State Superintendent appoints Digital Learning Advisory Council

MADISON — State Superintendent Tony Evers has appointed a Digital Learning Advisory Council which is working to coordinate the approach to technology by Wisconsin’s entire education community—from teachers and district administrators, to private vendors, technical and four-year colleges.
“We've reached a point in education where skillful use of technology will have enormous payoffs in terms of every child’s readiness for further education and the workforce," explained State Superintendent Tony Evers.
“The work of my Digital Learning Advisory Council will guide us so we can deploy technology in the best way possible to advance student learning and make schools more efficient.”
The council is crafting a digital learning plan that will serve as a blueprint for schools and their partners,
such as public libraries, community organizations, and local employers, to follow in order to maximize the impact of their work—not only in making learning more meaningful and relevant for students, but also more accessible for economically disadvantaged students and more cost-effective for school districts.
The council includes teachers, technology specialists, and other representatives from public and private
schools, school districts, libraries, higher education institutions, and industry. The co-chairs are Connie Erickson,
director, Cooperative Educational Service Agency 11, and Mike Kerr, executive director, Wisconsin Technology Initiative. The group expects to consult with educational technology vendors as it progresses in its work. Among the elements the council is likely to consider including in its final plan are:
• Leveraging technology for innovative instruction such as the “flipped classroom” model (where
students listen to recorded lectures as their homework, while traditional “homework” is instead done in class, allowing teachers to spend more time supporting and observing students at work)
• Personalizing learning through technology that allows students to learn at their own pace and prove their mastery in multiple ways, reducing the need for “seat time” as a crude measure of student engagement
• Giving students 21st century methods to learn 21st century skills—for example, using a cloudbased application like Google Docs to practice collaborating with others
• Providing expert guidance to schools on infrastructure issues like wiring or network security, to ensure they get the most performance out of current equipment
• Coordinating a statewide educational resource portal available to any educator from his or her computer
• Ensuring broadband Internet access for economically disadvantaged students outside of class, through such solutions as expanded school hours, library and community partnerships, or programs modeled on the Comcast Internet Essentials and Connect to Complete partnerships which give discounted services and computers to families whose children qualify for free or reduced lunch
• Advocating that both teacher preparation programs and teacher licensing policies better address virtual learning methods
• Recommending school policies that allow students to utilize their own electronic devices for work purposes, as many workplaces do
Many of the plan’s elements are likely to connect with other current initiatives to ensure every child a graduate ready for further education and the workforce—initiatives like Response to Intervention (a systemic approach to making sure every student has an opportunity to succeed); implementation of the Common Core State Standards in mathematics and English language arts; or the state’s work to create a new, balanced assessment system.
“We are transforming the way schools work,” Evers noted. “Most of these goals aren’t easily attained without very deliberate use of technology as part of the plan.
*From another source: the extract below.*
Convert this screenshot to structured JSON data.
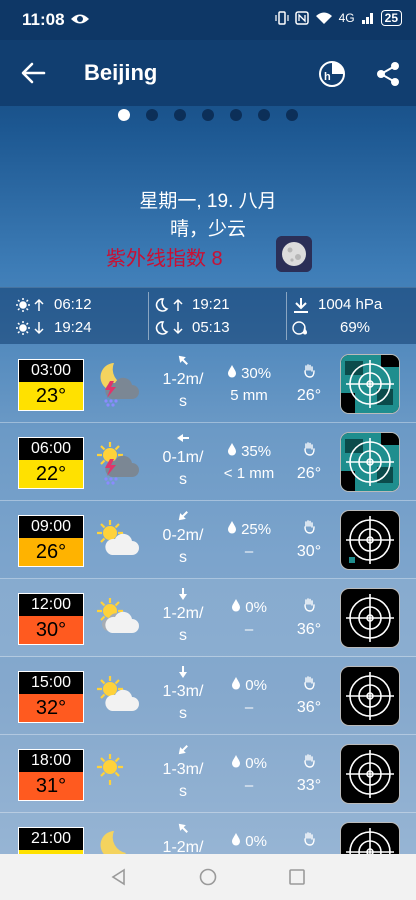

Whether it’s preparing students for the workforce, tapping into a rich source of student data, individualizing a child’s education experience, or saving precious time for educators, students and teachers need modern tools to succeed.”
He added, “It doesn’t make sense for school districts or their partners to use their individual resources to duplicate front-end research or develop multiple, similar approaches to similar problems. That’s where a statewide plan comes in.”
The State Superintendent’s Digital Learning Advisory Council has been meeting since April and expects to complete its work in early 2012.

WDPI Press Release 11/17/11

Blog Archive